**ABOUT THIS EXERCISE**
Could you output every record again, exactly as given?

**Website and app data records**
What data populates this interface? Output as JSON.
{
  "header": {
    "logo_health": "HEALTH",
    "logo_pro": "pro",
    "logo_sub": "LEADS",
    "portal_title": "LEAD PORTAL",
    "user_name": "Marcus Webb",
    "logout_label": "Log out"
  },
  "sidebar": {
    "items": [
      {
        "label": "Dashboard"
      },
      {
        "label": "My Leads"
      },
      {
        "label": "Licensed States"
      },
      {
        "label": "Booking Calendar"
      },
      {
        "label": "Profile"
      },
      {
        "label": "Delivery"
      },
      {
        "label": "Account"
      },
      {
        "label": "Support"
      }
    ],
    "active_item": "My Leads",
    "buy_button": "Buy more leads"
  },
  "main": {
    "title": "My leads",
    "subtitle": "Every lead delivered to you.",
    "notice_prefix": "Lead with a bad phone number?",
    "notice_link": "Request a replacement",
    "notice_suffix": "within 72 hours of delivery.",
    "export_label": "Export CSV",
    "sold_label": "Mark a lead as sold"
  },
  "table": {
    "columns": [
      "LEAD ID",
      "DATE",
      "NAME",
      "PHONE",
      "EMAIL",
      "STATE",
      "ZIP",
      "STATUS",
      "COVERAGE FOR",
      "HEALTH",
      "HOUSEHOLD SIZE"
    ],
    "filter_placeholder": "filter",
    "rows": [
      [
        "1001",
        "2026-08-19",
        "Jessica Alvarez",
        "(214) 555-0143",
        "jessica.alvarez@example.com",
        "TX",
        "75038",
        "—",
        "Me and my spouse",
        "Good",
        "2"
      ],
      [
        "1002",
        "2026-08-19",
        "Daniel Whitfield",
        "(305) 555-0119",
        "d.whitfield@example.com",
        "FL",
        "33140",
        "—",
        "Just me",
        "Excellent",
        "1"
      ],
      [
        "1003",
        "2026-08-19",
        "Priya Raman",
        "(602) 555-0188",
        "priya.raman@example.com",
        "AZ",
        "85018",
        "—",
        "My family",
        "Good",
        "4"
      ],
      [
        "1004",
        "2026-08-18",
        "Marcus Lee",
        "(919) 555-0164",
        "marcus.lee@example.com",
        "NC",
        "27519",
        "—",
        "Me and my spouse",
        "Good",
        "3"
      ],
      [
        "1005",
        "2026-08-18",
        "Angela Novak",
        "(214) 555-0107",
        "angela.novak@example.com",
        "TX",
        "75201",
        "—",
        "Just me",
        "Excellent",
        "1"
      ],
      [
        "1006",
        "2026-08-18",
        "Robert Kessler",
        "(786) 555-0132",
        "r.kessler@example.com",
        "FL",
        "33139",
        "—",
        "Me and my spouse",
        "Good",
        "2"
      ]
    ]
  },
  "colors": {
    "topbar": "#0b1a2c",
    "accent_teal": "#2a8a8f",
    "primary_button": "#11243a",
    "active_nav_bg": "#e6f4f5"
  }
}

**OUTPUT**
What data populates this interface? Output as JSON.
{
  "header": {
    "logo_health": "HEALTH",
    "logo_pro": "pro",
    "logo_sub": "LEADS",
    "portal_title": "LEAD PORTAL",
    "user_name": "Marcus Webb",
    "logout_label": "Log out"
  },
  "sidebar": {
    "items": [
      {
        "label": "Dashboard"
      },
      {
        "label": "My Leads"
      },
      {
        "label": "Licensed States"
      },
      {
        "label": "Booking Calendar"
      },
      {
        "label": "Profile"
      },
      {
        "label": "Delivery"
      },
      {
        "label": "Account"
      },
      {
        "label": "Support"
      }
    ],
    "active_item": "My Leads",
    "buy_button": "Buy more leads"
  },
  "main": {
    "title": "My leads",
    "subtitle": "Every lead delivered to you.",
    "notice_prefix": "Lead with a bad phone number?",
    "notice_link": "Request a replacement",
    "notice_suffix": "within 72 hours of delivery.",
    "export_label": "Export CSV",
    "sold_label": "Mark a lead as sold"
  },
  "table": {
    "columns": [
      "LEAD ID",
      "DATE",
      "NAME",
      "PHONE",
      "EMAIL",
      "STATE",
      "ZIP",
      "STATUS",
      "COVERAGE FOR",
      "HEALTH",
      "HOUSEHOLD SIZE"
    ],
    "filter_placeholder": "filter",
    "rows": [
      [
        "1001",
        "2026-08-19",
        "Jessica Alvarez",
        "(214) 555-0143",
        "jessica.alvarez@example.com",
        "TX",
        "75038",
        "—",
        "Me and my spouse",
        "Good",
        "2"
      ],
      [
        "1002",
        "2026-08-19",
        "Daniel Whitfield",
        "(305) 555-0119",
        "d.whitfield@example.com",
        "FL",
        "33140",
        "—",
        "Just me",
        "Excellent",
        "1"
      ],
      [
        "1003",
        "2026-08-19",
        "Priya Raman",
        "(602) 555-0188",
        "priya.raman@example.com",
        "AZ",
        "85018",
        "—",
        "My family",
        "Good",
        "4"
      ],
      [
        "1004",
        "2026-08-18",
        "Marcus Lee",
        "(919) 555-0164",
        "marcus.lee@example.com",
        "NC",
        "27519",
        "—",
        "Me and my spouse",
        "Good",
        "3"
      ],
      [
        "1005",
        "2026-08-18",
        "Angela Novak",
        "(214) 555-0107",
        "angela.novak@example.com",
        "TX",
        "75201",
        "—",
        "Just me",
        "Excellent",
        "1"
      ],
      [
        "1006",
        "2026-08-18",
        "Robert Kessler",
        "(786) 555-0132",
        "r.kessler@example.com",
        "FL",
        "33139",
        "—",
        "Me and my spouse",
        "Good",
        "2"
      ]
    ]
  },
  "colors": {
    "topbar": "#0b1a2c",
    "accent_teal": "#2a8a8f",
    "primary_button": "#11243a",
    "active_nav_bg": "#e6f4f5"
  }
}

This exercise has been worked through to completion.